This quote comes from Yaa Gyasi’s debut novel Homegoing. Published 2016 to critical acclaim, Homegoing follows the lives of two half-sisters, Effia and Esi. Unknown to each other, the two sisters fall into divergent lives: one marries a European slaver, and one is captured and made a slave.
The story bounces between the descendants of these two half-sisters, from the slave trade in Africa to the coal mines in Alabama and the NAACP. Each chapter follows a new character to give a detailed family history over nearly 250 years.
Some characters are more complex and interesting than others, and many critics praise the telling of the West African descendants more than that of the African American ones. As The New York Times Book Review puts it:

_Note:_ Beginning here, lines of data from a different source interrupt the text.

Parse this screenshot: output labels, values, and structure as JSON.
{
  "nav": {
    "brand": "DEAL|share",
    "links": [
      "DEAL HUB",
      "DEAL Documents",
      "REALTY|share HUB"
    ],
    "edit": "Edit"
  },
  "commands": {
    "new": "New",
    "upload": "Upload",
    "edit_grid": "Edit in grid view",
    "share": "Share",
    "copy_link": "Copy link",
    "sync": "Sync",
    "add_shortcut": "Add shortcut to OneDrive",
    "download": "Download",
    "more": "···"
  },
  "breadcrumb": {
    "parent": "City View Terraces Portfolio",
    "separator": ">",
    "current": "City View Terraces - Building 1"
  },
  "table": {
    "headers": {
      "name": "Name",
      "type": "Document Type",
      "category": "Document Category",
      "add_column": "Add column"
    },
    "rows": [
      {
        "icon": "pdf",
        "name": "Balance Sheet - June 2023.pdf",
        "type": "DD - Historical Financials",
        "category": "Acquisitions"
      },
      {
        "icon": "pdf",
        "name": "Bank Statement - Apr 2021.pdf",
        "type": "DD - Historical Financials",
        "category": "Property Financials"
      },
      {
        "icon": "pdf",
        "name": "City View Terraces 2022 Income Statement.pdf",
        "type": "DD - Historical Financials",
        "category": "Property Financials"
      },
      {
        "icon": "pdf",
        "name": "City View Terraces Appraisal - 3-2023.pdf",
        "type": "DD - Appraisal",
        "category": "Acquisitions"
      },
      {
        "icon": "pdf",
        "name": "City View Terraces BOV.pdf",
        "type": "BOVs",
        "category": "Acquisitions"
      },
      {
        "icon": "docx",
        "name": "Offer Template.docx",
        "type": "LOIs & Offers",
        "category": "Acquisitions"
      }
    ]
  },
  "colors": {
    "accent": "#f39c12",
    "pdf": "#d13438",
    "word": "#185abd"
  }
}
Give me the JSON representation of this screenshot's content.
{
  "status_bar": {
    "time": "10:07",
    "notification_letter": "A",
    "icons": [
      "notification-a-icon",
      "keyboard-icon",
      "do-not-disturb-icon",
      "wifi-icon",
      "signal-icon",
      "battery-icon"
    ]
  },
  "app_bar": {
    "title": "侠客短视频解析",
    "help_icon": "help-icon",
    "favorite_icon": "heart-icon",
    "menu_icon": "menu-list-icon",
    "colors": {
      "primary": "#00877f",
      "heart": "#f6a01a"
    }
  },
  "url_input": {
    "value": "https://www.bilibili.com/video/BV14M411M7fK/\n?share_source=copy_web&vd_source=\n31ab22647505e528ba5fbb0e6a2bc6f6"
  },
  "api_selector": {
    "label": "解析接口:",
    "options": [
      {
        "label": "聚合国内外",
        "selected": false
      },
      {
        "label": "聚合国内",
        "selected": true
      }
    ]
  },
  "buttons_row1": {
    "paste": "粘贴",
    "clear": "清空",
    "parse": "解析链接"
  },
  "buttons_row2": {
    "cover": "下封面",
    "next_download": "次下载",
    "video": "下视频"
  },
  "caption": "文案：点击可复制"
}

Still, the great, aching gift of the novel is that it offers, in its own way, the very thing that enslavement denied its descendants: the possibility of imagining the connection between the broken threads of their origins.
“We believe the one who has power. He is the one who gets to write the story. So when you study history you must ask yourself, Whose story am I missing?, Whose voice was suppressed so that this voice could come forth? Once you have figured that out, you must find that story too. From there you get a clearer, yet still imperfect, picture.”
-Yaa Gyasi, Homegoing